Obtaining sponsors can reduce the costs and fees for your meeting. See: Seeking Sponsors… for suggestions on how to approach potential sponsors.
Remember the GSA Staff
GSA’s staff is very good to work with, but try to remember that things get busy after your abstracts arrive and from the pre-registration deadline until meeting time. What you will rarely hear from the staff as they help you is that they are also dealing with various stages of 3 to 5 other section meetings that will occur weeks to a month or two before or after yours. Also don’t forget that from Summer to mid-Fall they are working on the large national meeting. Meet your scheduled deadlines and give them a break.
We usually give student help free registration in exchange for two half days of about 3-5 hours each of help. Students mostly help with registration, in the speaker ready room, and in each oral session room. See: STUDENT HELP for several documents related to duties, recruiting, and scheduling student help.
For most GSA Section meetings one or more Associated Societies have events. You should know the traditions for your section meetings, and might want to invite other groups to join the event. For example, at NE Section meetings we commonly have a Paleontological Society Luncheon, an AWG Breakfast, a NAGT Luncheon, and a SEPM (Society for Sedimentary Geology) Social, Business Meeting, and Lecture. One year we were joined by the Pander Society, which migrates from year to year among section meetings.
You need to have contact information for the representatives of each of these societies and be ready early in your scheduling to make contact with these folks and ask if they wish to have the same events as in previous years, or any new ones. You need to plan rooms for these events and make sure that they don’t occur during technical sessions. And if the event involves food and/or beverage, it will be your job to get an estimate of cost and a potential menu from your hotel contact.
Signs for Your Meeting
You can get fancy and spend $ on signs. You’ll have two kinds: 1) superstats, those signs that go outside session rooms with times, authors, and titles of presentations, and 2) other signs for events (luncheons, welcome party, breakfasts, maybe even how to find a “hidden” room). Usually these are placed on easels outside session rooms. Don’t forget to arrange for easels from your hotel or conference center.

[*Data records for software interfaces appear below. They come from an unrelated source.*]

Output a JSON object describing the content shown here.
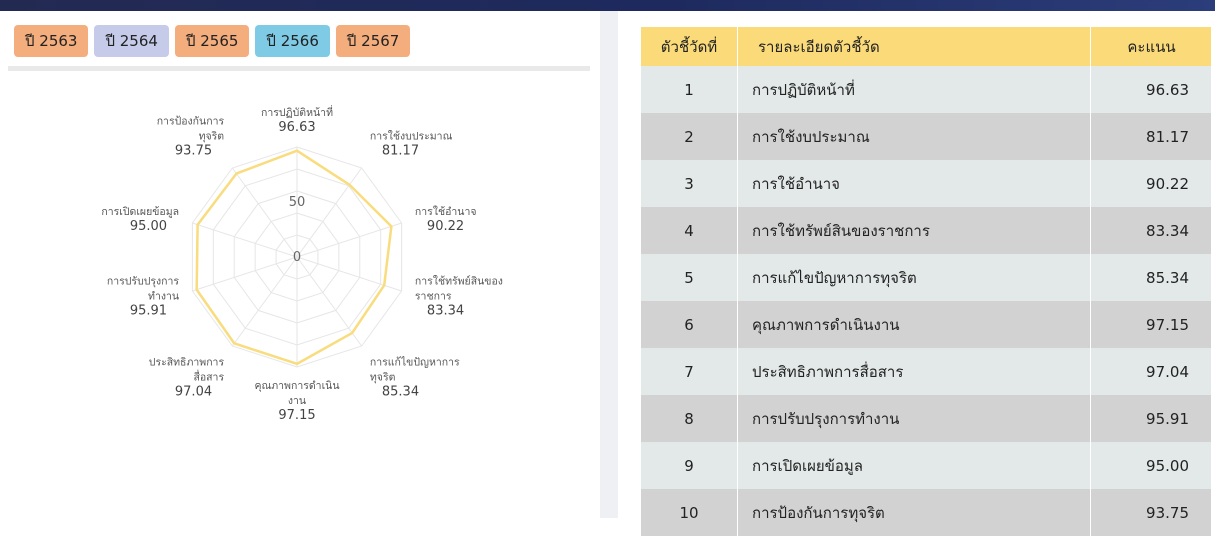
{
  "year_tabs": [
    {
      "label": "ปี 2563",
      "color": "#f4ad7d"
    },
    {
      "label": "ปี 2564",
      "color": "#c5cbe9"
    },
    {
      "label": "ปี 2565",
      "color": "#f4ad7d"
    },
    {
      "label": "ปี 2566",
      "color": "#7fcbe6"
    },
    {
      "label": "ปี 2567",
      "color": "#f4ad7d"
    }
  ],
  "table": {
    "headers": {
      "no": "ตัวชี้วัดที่",
      "desc": "รายละเอียดตัวชี้วัด",
      "score": "คะแนน"
    },
    "rows": [
      {
        "no": "1",
        "desc": "การปฏิบัติหน้าที่",
        "score": "96.63"
      },
      {
        "no": "2",
        "desc": "การใช้งบประมาณ",
        "score": "81.17"
      },
      {
        "no": "3",
        "desc": "การใช้อำนาจ",
        "score": "90.22"
      },
      {
        "no": "4",
        "desc": "การใช้ทรัพย์สินของราชการ",
        "score": "83.34"
      },
      {
        "no": "5",
        "desc": "การแก้ไขปัญหาการทุจริต",
        "score": "85.34"
      },
      {
        "no": "6",
        "desc": "คุณภาพการดำเนินงาน",
        "score": "97.15"
      },
      {
        "no": "7",
        "desc": "ประสิทธิภาพการสื่อสาร",
        "score": "97.04"
      },
      {
        "no": "8",
        "desc": "การปรับปรุงการทำงาน",
        "score": "95.91"
      },
      {
        "no": "9",
        "desc": "การเปิดเผยข้อมูล",
        "score": "95.00"
      },
      {
        "no": "10",
        "desc": "การป้องกันการทุจริต",
        "score": "93.75"
      }
    ]
  },
  "chart_data": {
    "type": "radar",
    "categories": [
      "การปฏิบัติหน้าที่",
      "การใช้งบประมาณ",
      "การใช้อำนาจ",
      "การใช้ทรัพย์สินของราชการ",
      "การแก้ไขปัญหาการทุจริต",
      "คุณภาพการดำเนินงาน",
      "ประสิทธิภาพการสื่อสาร",
      "การปรับปรุงการทำงาน",
      "การเปิดเผยข้อมูล",
      "การป้องกันการทุจริต"
    ],
    "label_lines": [
      [
        "การปฏิบัติหน้าที่"
      ],
      [
        "การใช้งบประมาณ"
      ],
      [
        "การใช้อำนาจ"
      ],
      [
        "การใช้ทรัพย์สินของ",
        "ราชการ"
      ],
      [
        "การแก้ไขปัญหาการ",
        "ทุจริต"
      ],
      [
        "คุณภาพการดำเนิน",
        "งาน"
      ],
      [
        "ประสิทธิภาพการ",
        "สื่อสาร"
      ],
      [
        "การปรับปรุงการ",
        "ทำงาน"
      ],
      [
        "การเปิดเผยข้อมูล"
      ],
      [
        "การป้องกันการ",
        "ทุจริต"
      ]
    ],
    "values": [
      96.63,
      81.17,
      90.22,
      83.34,
      85.34,
      97.15,
      97.04,
      95.91,
      95.0,
      93.75
    ],
    "value_labels": [
      "96.63",
      "81.17",
      "90.22",
      "83.34",
      "85.34",
      "97.15",
      "97.04",
      "95.91",
      "95.00",
      "93.75"
    ],
    "range": [
      0,
      100
    ],
    "ticks": [
      0,
      50
    ],
    "grid": true,
    "series_color": "#f9dc7e"
  }
}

To save on costs, don’t permanently mount these signs. Instead, use foam core paper-covered Styrofoam boards for backing. Use small binder clips to clip the signs to the backing, and then re-use the boards for the next event. In the case of superstats, they are 2’ x 2’, and you can even “stack” morning on top of afternoon session sheets, and then just remove the first when afternoon session is ready to start. (NOTE: Foam Core is usually available at office supply stores, but it usually comes in small pieces and is expensive. I have obtained mine from our college print shop in 4’ x 8’ sheets at considerable saving, and then cut the sizes I wanted with a utility knife.)
For “other signs,” we created a template in MS Word to make “landscape” shaped 11” x 17” signs. We made a tasteful outline box in color, and then put the GSA logo and “Geological Society of America, Northeastern Section” in the upper left corner. Then, with a list of needed signs we created pages with large center-justified letters for each event. Our college print shop printed these for us at minimal cost on good-looking card stock. Again we had pre-cut pieces of 11 x 17 foam core and binder clips to hold the signs.

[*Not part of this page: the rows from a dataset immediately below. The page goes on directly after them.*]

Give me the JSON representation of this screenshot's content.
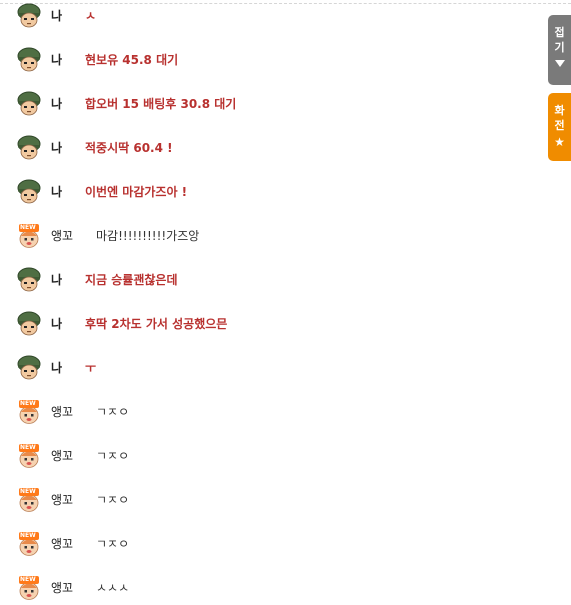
{
  "side_buttons": {
    "fold": {
      "char1": "접",
      "char2": "기"
    },
    "switch": {
      "char1": "화",
      "char2": "전",
      "star": "★"
    }
  },
  "messages": [
    {
      "type": "me",
      "avatar": "soldier-helmet-avatar",
      "nick": "나",
      "text": "ㅅ"
    },
    {
      "type": "me",
      "avatar": "soldier-helmet-avatar",
      "nick": "나",
      "text": "현보유 45.8 대기"
    },
    {
      "type": "me",
      "avatar": "soldier-helmet-avatar",
      "nick": "나",
      "text": "합오버 15 배팅후 30.8 대기"
    },
    {
      "type": "me",
      "avatar": "soldier-helmet-avatar",
      "nick": "나",
      "text": "적중시딱 60.4 !"
    },
    {
      "type": "me",
      "avatar": "soldier-helmet-avatar",
      "nick": "나",
      "text": "이번엔 마감가즈아 !"
    },
    {
      "type": "other",
      "avatar": "new-user-avatar",
      "badge": "NEW",
      "nick": "앵꼬",
      "text": "마감!!!!!!!!!!가즈앙"
    },
    {
      "type": "me",
      "avatar": "soldier-helmet-avatar",
      "nick": "나",
      "text": "지금 승률괜찮은데"
    },
    {
      "type": "me",
      "avatar": "soldier-helmet-avatar",
      "nick": "나",
      "text": "후딱 2차도 가서 성공했으믄"
    },
    {
      "type": "me",
      "avatar": "soldier-helmet-avatar",
      "nick": "나",
      "text": "ㅜ"
    },
    {
      "type": "other",
      "avatar": "new-user-avatar",
      "badge": "NEW",
      "nick": "앵꼬",
      "text": "ㄱㅈㅇ"
    },
    {
      "type": "other",
      "avatar": "new-user-avatar",
      "badge": "NEW",
      "nick": "앵꼬",
      "text": "ㄱㅈㅇ"
    },
    {
      "type": "other",
      "avatar": "new-user-avatar",
      "badge": "NEW",
      "nick": "앵꼬",
      "text": "ㄱㅈㅇ"
    },
    {
      "type": "other",
      "avatar": "new-user-avatar",
      "badge": "NEW",
      "nick": "앵꼬",
      "text": "ㄱㅈㅇ"
    },
    {
      "type": "other",
      "avatar": "new-user-avatar",
      "badge": "NEW",
      "nick": "앵꼬",
      "text": "ㅅㅅㅅ"
    }
  ]
}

Predecessor Meeting Web Site
I recommend that as materials come up on the web site for the meeting the year before yours you pay attention. I make copies every few weeks, because items change or are added frequently. You can use some of this material, modified for your meeting, as “boilerplate” to prepare your copy for your meeting.
Your Section Secretary and GSA will expect a Final Report after your meeting. For an example, See: FinalRptNEGSA06.doc

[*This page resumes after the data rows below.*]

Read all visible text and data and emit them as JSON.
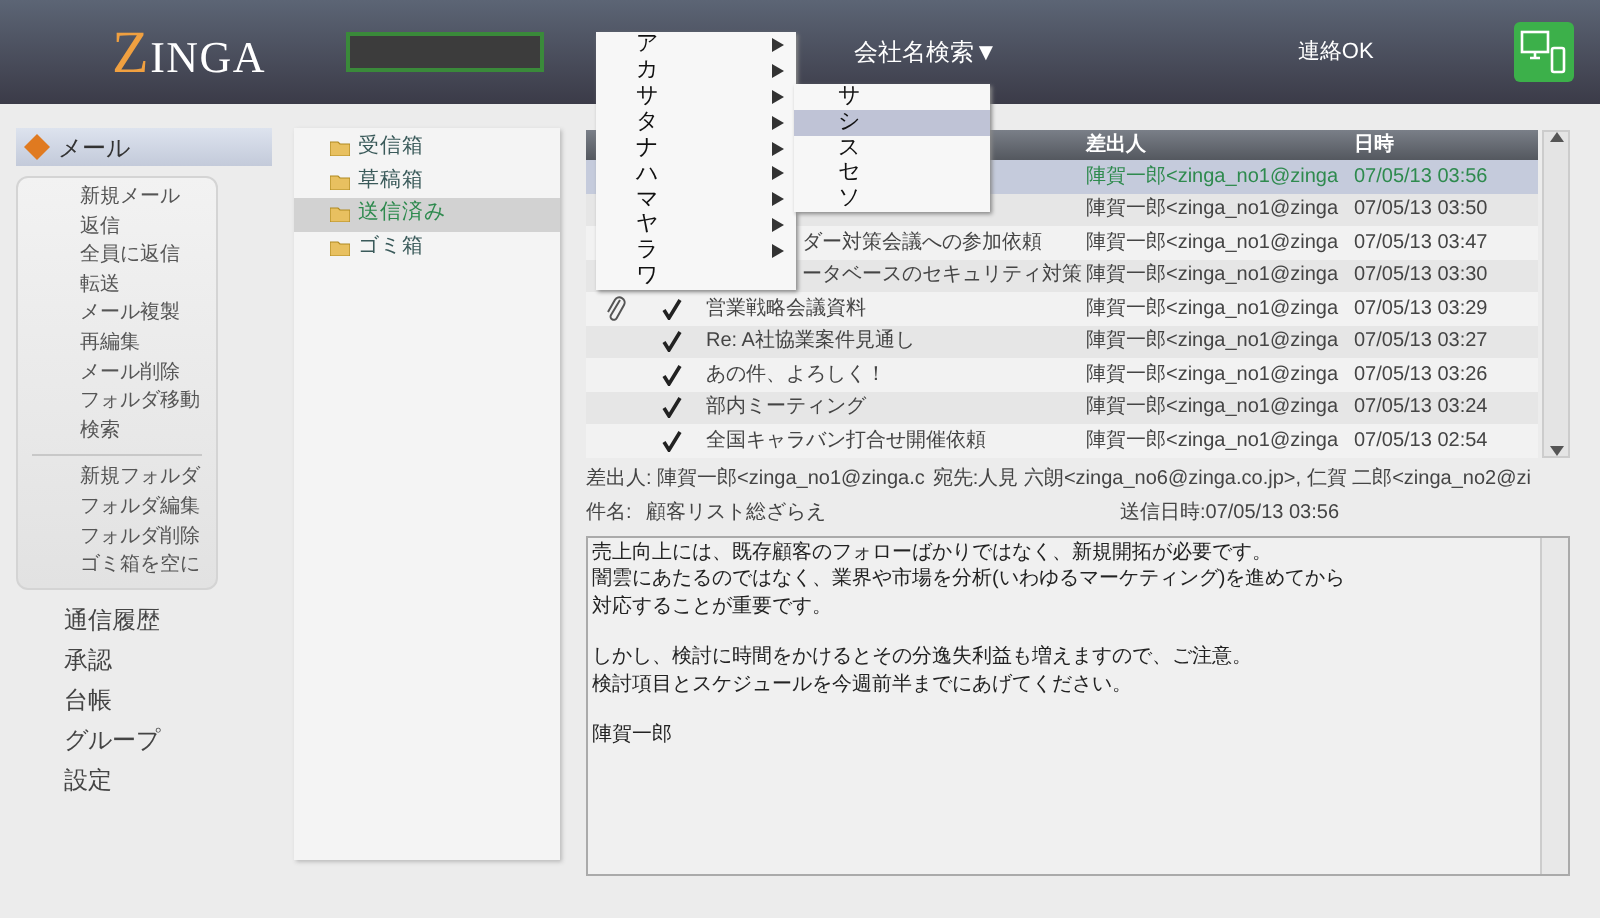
{
  "header": {
    "logo": "ZINGA",
    "company_search": "会社名検索▼",
    "status": "連絡OK"
  },
  "kana_menu": [
    {
      "label": "ア",
      "has_submenu": true
    },
    {
      "label": "カ",
      "has_submenu": true
    },
    {
      "label": "サ",
      "has_submenu": true,
      "children": [
        {
          "label": "サ",
          "selected": false
        },
        {
          "label": "シ",
          "selected": true
        },
        {
          "label": "ス",
          "selected": false
        },
        {
          "label": "セ",
          "selected": false
        },
        {
          "label": "ソ",
          "selected": false
        }
      ]
    },
    {
      "label": "タ",
      "has_submenu": true
    },
    {
      "label": "ナ",
      "has_submenu": true
    },
    {
      "label": "ハ",
      "has_submenu": true
    },
    {
      "label": "マ",
      "has_submenu": true
    },
    {
      "label": "ヤ",
      "has_submenu": true
    },
    {
      "label": "ラ",
      "has_submenu": true
    },
    {
      "label": "ワ",
      "has_submenu": false
    }
  ],
  "sidebar": {
    "section": {
      "label": "メール",
      "selected": true
    },
    "mail_actions": [
      "新規メール",
      "返信",
      "全員に返信",
      "転送",
      "メール複製",
      "再編集",
      "メール削除",
      "フォルダ移動",
      "検索"
    ],
    "folder_actions": [
      "新規フォルダ",
      "フォルダ編集",
      "フォルダ削除",
      "ゴミ箱を空に"
    ],
    "nav": [
      "通信履歴",
      "承認",
      "台帳",
      "グループ",
      "設定"
    ]
  },
  "folders": [
    {
      "label": "受信箱",
      "selected": false
    },
    {
      "label": "草稿箱",
      "selected": false
    },
    {
      "label": "送信済み",
      "selected": true
    },
    {
      "label": "ゴミ箱",
      "selected": false
    }
  ],
  "mail_list": {
    "columns": [
      "差出人",
      "日時"
    ],
    "rows": [
      {
        "sender": "陣賀一郎<zinga_no1@zinga",
        "date": "07/05/13 03:56",
        "selected": true
      },
      {
        "sender": "陣賀一郎<zinga_no1@zinga",
        "date": "07/05/13 03:50",
        "selected": false
      },
      {
        "subject": "ダー対策会議への参加依頼",
        "sender": "陣賀一郎<zinga_no1@zinga",
        "date": "07/05/13 03:47",
        "selected": false
      },
      {
        "subject": "ータベースのセキュリティ対策",
        "sender": "陣賀一郎<zinga_no1@zinga",
        "date": "07/05/13 03:30",
        "selected": false
      },
      {
        "attachment": true,
        "read": true,
        "subject": "営業戦略会議資料",
        "sender": "陣賀一郎<zinga_no1@zinga",
        "date": "07/05/13 03:29",
        "selected": false
      },
      {
        "attachment": false,
        "read": true,
        "subject": "Re:  A社協業案件見通し",
        "sender": "陣賀一郎<zinga_no1@zinga",
        "date": "07/05/13 03:27",
        "selected": false
      },
      {
        "attachment": false,
        "read": true,
        "subject": "あの件、よろしく！",
        "sender": "陣賀一郎<zinga_no1@zinga",
        "date": "07/05/13 03:26",
        "selected": false
      },
      {
        "attachment": false,
        "read": true,
        "subject": "部内ミーティング",
        "sender": "陣賀一郎<zinga_no1@zinga",
        "date": "07/05/13 03:24",
        "selected": false
      },
      {
        "attachment": false,
        "read": true,
        "subject": "全国キャラバン打合せ開催依頼",
        "sender": "陣賀一郎<zinga_no1@zinga",
        "date": "07/05/13 02:54",
        "selected": false
      }
    ]
  },
  "detail": {
    "from": "差出人: 陣賀一郎<zinga_no1@zinga.c",
    "to": "宛先:人見 六朗<zinga_no6@zinga.co.jp>, 仁賀 二郎<zinga_no2@zi",
    "subject_label": "件名:",
    "subject": "顧客リスト総ざらえ",
    "sent": "送信日時:07/05/13 03:56"
  },
  "body": [
    [
      "売上向上には、既存顧客のフォローばかりではなく、新規開拓が必要です。",
      "闇雲にあたるのではなく、業界や市場を分析(いわゆるマーケティング)を進めてから",
      "対応することが重要です。"
    ],
    [
      "しかし、検討に時間をかけるとその分逸失利益も増えますので、ご注意。",
      "検討項目とスケジュールを今週前半までにあげてください。"
    ],
    [
      "陣賀一郎"
    ]
  ]
}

(cell is on daytime, weekdays) You can leave a message for a call-back at either phone. I don’t have an office with a phone at the college, only a work room with computer.